This story highlights the bravery and dedication of Gurkha soldiers during the second world war:
Rifleman Lachhiman Gurung was stationed in Burma at a strategic location to intercept japaneese persenel as they were moving through the country. His outpost was one of the fist areas enemy soldiers passed through. On May 13th, 1945 his platoon was attacked by advancing soldiers.
At 1:20 in the morning the Japanese soldiers began throwing hand gernades into Gurung’s trench. One fell on the ridge lip of the trench; he grabbed it without hesitation and threw it back at the enemy. Then another grenade landed inside the trench, which he once again fearlessly grabbed it and threw it back. Just after that, one more grenade landed just outside his trench.
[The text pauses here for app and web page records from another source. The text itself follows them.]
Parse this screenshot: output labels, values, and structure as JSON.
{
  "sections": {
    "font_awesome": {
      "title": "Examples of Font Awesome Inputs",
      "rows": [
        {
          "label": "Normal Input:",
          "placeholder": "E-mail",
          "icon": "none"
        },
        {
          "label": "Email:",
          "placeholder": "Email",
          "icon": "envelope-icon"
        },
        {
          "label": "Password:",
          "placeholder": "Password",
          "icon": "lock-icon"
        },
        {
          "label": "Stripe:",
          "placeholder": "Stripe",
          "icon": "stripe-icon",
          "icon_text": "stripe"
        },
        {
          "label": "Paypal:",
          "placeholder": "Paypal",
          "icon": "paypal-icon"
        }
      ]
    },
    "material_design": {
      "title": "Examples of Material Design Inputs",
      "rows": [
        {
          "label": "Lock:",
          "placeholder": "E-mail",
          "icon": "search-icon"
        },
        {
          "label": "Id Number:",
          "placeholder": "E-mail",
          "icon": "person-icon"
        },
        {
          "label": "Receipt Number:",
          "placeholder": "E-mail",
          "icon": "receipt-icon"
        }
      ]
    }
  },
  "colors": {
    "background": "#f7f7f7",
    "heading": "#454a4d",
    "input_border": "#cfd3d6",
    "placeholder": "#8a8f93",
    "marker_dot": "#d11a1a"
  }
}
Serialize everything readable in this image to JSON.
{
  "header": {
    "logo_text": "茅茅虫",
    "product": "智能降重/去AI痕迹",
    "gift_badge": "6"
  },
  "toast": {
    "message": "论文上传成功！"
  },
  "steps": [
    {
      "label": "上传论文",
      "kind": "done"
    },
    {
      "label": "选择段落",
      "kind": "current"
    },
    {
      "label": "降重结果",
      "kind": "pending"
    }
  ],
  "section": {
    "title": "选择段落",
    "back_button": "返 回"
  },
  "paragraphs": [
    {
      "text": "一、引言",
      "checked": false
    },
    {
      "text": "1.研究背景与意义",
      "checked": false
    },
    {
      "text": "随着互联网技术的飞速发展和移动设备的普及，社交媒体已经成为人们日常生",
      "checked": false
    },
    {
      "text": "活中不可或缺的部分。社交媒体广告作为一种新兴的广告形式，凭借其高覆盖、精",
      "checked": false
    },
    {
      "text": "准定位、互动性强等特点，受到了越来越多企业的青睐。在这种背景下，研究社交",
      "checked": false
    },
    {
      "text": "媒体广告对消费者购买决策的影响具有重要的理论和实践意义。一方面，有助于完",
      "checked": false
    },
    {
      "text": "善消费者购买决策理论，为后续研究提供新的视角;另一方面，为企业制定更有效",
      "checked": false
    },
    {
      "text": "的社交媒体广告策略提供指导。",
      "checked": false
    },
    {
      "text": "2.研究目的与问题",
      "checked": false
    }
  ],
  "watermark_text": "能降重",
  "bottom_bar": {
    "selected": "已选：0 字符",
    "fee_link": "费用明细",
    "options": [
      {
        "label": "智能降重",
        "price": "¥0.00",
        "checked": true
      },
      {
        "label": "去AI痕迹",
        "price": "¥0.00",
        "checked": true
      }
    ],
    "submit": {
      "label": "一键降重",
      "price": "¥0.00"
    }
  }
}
As he was reaching to grab it, it blew up, ripping through his hand arm and part of his face.
A short time later the enemy began advancing on his position, where he was the only one still living. Gurung, still able to fight, began defending his base by shooting and loading his firearm with his left hand. For 4 hours after his injury he prevented the enemy from taking over his position and gaining a tactical advantage on his comrades.
He was evacuated and treated for his injuries when reinforcements arrived. He regained full health minus his right arm and right eye at the hospital. After his recovery, he received the Victory Cross on December 19, 1945 for his bravery and actions.
The Malayan Emergency
The Malayan Emergency resulted from the power void left by the evacuation of the Japanese at the end of WW2 (1948-1960). In short, a rough organic military developed in support of the Malayan Communist Party and to oppose the Federation of Malaya. 6 Gurkha battalions were brought in and by 1957 most of the threat from the Malayan Communist Party.
Gurkha to Gorkha
Because of a tripartite agreement between Britain, Nepal, and India, the Gurkhas were spilt into 2 fractions. Soldiers going with Britain became Gorkhas, while those staying with India remained Gurkhas. After this fraction, the Gorkhas and Gurkhas maintained a presence in the many wars that followed.